The Fusion Nano IX dual color in action. Chicks alumna, Kristy Lamore, 2nd Flatiron, Boulder, Colorado. May snowstrom. ©Karen Bockel

The Fusion Nano IX dual color in action. Chicks alumna, Kristy Lamore, 2nd Flatiron, Boulder, Colorado. May snowstorm. ©Karen Bockel

Sterling’s Fusion Nano IX, 60m, 9mm rope is my most commonly used rope.

 

because I mostly go Alpine Climbing.

Pre-dawn starts, big- heavy packs, hiking, pitches, and pitches of climbing, ridges, and multiple rappels are in order. For alpine climbing efficiency is key.

The Sterling Fusion Nano IX is efficient because it’s really light and small for a climbing rope—a scant 52 g/m (grams per meter) and a 9.0 mm diameter makes all the difference when I’m out for 10-12 hours a day.

When it comes to strength, the Fusion Nano is strong enough for the job! Since I plan to lead climb, I need ropes that are single rated.

And, the Fusion Nano IX is Sterling’s lightest single-rated rope.

And, in fact, it is single, half, and twin compatible, making it a coveted triple-rated rope!

The Sterling Fusion Nano is not too stretchy and not too stiff. Its stretch lies right in the middle of commonly used lead ropes. At 26% dynamic stretch and 7% static stretch, it doesn’t drop you too far, yet still allows for a soft catch.

The Fusion Nano comes with DryXP Treatment. Alpine climbing usually involves snow and ice, in addition to rock. Snow and ice can be very wet! A dry treated rope is a huge weight-saver compared to a water-logged beast coiled around my shoulders.

Most often, the descent, particularly if there are any rappels, determines the length of rope needed for a climb. I’ve found that in most North American alpine terrain, a 60m rope works really well.

I use a 60 meter Sterling Fusion Nano IX bi-color.

CAUTION:

-Use of the Fusion Nano IX rope requires belaying and rappelling experience.

–Due to the small diameter, it is not recommended for top-roping or working routes.

 

It just goes to show, ya gotta have the right tool for the job!

0 replies

Leave a Reply

Want to join the discussion?
Feel free to contribute!

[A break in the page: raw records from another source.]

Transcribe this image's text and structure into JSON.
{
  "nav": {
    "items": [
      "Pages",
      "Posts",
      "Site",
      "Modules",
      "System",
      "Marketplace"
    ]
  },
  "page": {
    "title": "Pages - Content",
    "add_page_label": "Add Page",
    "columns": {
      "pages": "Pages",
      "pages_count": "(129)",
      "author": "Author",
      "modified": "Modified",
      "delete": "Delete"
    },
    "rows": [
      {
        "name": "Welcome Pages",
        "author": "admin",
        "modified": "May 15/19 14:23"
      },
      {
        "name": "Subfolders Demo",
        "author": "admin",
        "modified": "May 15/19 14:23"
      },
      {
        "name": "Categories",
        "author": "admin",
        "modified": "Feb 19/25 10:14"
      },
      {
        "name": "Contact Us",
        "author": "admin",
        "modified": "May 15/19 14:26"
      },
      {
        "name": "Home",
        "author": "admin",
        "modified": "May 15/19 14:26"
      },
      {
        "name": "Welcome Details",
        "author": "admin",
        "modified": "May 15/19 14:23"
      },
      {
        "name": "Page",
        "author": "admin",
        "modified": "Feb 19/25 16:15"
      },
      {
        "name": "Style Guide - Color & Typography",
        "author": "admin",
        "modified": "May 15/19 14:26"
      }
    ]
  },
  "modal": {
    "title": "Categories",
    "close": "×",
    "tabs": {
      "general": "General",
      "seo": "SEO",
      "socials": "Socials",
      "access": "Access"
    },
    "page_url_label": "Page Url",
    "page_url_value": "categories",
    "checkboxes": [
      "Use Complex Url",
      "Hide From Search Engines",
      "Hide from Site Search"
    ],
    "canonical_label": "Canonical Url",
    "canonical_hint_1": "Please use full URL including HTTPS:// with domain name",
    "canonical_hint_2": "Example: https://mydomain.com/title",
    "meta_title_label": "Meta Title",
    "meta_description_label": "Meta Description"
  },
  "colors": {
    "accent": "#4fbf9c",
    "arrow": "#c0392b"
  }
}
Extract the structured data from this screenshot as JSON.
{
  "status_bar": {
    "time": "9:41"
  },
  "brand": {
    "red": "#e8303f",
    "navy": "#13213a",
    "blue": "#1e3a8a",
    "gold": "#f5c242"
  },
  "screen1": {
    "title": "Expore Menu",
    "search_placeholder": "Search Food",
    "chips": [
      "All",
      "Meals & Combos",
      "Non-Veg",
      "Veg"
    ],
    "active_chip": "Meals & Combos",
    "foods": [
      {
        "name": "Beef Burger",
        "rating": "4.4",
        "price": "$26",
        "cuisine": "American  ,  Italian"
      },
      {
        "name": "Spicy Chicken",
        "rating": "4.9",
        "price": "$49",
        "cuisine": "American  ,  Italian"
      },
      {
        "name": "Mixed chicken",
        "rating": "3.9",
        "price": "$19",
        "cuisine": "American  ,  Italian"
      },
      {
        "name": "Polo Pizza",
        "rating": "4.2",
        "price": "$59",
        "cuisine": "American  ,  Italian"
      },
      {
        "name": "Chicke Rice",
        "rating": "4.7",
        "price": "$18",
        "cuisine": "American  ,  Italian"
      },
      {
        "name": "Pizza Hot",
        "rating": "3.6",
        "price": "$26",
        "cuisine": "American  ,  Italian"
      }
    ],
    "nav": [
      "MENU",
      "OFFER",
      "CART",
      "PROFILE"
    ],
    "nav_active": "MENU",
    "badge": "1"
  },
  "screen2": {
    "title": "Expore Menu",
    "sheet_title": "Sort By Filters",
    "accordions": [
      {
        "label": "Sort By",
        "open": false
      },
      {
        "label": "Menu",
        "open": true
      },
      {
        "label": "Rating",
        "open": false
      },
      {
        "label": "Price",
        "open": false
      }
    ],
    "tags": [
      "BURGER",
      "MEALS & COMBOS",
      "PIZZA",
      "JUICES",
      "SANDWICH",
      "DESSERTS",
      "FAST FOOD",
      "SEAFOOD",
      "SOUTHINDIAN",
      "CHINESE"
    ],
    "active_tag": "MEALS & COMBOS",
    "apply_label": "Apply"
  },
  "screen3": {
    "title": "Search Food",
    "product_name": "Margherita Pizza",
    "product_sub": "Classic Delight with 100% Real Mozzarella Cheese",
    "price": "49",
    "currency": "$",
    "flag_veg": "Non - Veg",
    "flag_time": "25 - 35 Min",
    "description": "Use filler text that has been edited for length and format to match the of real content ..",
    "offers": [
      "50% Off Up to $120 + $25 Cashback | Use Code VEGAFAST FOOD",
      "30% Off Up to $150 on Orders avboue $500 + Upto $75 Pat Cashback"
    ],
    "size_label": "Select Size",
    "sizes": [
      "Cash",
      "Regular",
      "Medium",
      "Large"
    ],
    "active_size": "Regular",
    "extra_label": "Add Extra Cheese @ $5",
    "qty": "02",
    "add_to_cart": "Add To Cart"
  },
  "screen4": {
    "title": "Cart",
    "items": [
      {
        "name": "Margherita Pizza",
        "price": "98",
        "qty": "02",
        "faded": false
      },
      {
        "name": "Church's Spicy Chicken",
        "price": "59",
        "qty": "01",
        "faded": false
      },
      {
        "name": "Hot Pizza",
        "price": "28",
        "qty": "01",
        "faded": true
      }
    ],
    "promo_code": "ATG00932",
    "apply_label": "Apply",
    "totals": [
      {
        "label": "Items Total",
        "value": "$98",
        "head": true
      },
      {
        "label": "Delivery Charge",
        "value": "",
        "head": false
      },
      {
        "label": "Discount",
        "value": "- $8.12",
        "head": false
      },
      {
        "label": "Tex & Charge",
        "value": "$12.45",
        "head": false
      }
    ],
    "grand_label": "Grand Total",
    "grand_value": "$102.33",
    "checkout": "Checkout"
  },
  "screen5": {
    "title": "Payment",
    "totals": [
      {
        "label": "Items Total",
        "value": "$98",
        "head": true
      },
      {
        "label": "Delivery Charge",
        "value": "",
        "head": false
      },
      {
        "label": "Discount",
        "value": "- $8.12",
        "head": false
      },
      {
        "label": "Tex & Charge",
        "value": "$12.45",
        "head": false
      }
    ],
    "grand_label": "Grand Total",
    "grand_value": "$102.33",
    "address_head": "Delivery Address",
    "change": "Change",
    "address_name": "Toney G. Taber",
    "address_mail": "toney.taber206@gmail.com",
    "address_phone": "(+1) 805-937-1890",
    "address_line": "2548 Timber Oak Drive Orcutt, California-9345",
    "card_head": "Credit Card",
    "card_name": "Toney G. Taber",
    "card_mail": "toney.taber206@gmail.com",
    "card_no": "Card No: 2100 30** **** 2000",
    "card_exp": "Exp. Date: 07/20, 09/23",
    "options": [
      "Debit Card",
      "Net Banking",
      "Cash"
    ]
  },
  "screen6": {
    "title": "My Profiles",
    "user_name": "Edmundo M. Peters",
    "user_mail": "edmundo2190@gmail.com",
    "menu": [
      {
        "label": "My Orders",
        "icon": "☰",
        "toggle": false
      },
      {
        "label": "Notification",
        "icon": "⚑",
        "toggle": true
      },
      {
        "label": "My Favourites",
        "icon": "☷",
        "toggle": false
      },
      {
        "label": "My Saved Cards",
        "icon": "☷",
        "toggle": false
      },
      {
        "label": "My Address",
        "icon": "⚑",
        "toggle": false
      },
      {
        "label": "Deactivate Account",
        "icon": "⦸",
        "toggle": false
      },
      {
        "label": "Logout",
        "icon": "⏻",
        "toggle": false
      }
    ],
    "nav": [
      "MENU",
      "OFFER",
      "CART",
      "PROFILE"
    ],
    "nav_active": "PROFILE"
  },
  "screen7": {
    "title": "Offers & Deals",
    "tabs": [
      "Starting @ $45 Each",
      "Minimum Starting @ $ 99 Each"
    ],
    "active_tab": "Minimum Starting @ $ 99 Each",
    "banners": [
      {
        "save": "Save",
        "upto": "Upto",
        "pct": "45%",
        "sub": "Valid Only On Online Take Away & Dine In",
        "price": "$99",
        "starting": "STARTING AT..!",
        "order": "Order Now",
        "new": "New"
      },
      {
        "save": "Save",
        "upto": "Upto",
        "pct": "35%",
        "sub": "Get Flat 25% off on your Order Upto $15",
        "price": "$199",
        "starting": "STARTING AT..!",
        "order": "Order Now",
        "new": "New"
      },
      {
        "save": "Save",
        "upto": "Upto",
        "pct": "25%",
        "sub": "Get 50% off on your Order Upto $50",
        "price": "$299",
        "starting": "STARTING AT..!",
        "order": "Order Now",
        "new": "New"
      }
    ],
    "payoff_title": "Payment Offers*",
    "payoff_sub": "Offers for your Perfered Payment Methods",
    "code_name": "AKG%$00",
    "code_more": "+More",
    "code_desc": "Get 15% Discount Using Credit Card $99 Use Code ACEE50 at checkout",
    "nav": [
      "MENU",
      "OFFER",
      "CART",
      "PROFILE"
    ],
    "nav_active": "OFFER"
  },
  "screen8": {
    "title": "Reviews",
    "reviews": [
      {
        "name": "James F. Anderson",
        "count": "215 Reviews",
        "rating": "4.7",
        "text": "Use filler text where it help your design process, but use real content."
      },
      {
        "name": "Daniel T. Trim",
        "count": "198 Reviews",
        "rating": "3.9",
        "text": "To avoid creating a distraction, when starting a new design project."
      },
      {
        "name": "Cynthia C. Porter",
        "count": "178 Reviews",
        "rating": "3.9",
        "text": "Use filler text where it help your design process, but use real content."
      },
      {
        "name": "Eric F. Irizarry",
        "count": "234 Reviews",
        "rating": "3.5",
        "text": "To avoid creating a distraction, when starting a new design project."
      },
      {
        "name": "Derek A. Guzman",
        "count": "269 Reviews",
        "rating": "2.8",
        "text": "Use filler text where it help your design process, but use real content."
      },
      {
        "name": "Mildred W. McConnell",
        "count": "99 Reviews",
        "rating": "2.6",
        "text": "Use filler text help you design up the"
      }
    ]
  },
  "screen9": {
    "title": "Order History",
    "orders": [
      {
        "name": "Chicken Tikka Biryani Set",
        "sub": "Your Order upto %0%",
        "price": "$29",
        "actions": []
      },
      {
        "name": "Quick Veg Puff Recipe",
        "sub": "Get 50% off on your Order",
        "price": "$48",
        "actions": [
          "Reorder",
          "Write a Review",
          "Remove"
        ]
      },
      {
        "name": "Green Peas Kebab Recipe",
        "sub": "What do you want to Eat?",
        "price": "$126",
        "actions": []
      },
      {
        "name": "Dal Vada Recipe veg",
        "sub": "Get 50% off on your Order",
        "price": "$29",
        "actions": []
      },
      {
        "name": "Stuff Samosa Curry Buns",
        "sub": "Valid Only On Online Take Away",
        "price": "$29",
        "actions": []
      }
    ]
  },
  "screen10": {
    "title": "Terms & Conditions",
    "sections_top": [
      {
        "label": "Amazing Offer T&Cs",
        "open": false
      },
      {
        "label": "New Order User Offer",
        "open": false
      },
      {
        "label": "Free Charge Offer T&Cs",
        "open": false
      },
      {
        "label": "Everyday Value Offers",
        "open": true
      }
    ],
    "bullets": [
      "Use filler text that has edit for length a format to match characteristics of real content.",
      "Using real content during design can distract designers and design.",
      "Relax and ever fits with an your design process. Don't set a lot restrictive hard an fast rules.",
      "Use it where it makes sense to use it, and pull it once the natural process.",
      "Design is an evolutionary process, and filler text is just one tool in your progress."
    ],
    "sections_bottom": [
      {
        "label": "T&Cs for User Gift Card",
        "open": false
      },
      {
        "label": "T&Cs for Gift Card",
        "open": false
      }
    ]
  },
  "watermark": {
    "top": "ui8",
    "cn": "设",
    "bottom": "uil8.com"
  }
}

Leave a Reply

Your email address will not be published. Required fields are marked *

This site uses Akismet to reduce spam. Learn how your comment data is processed.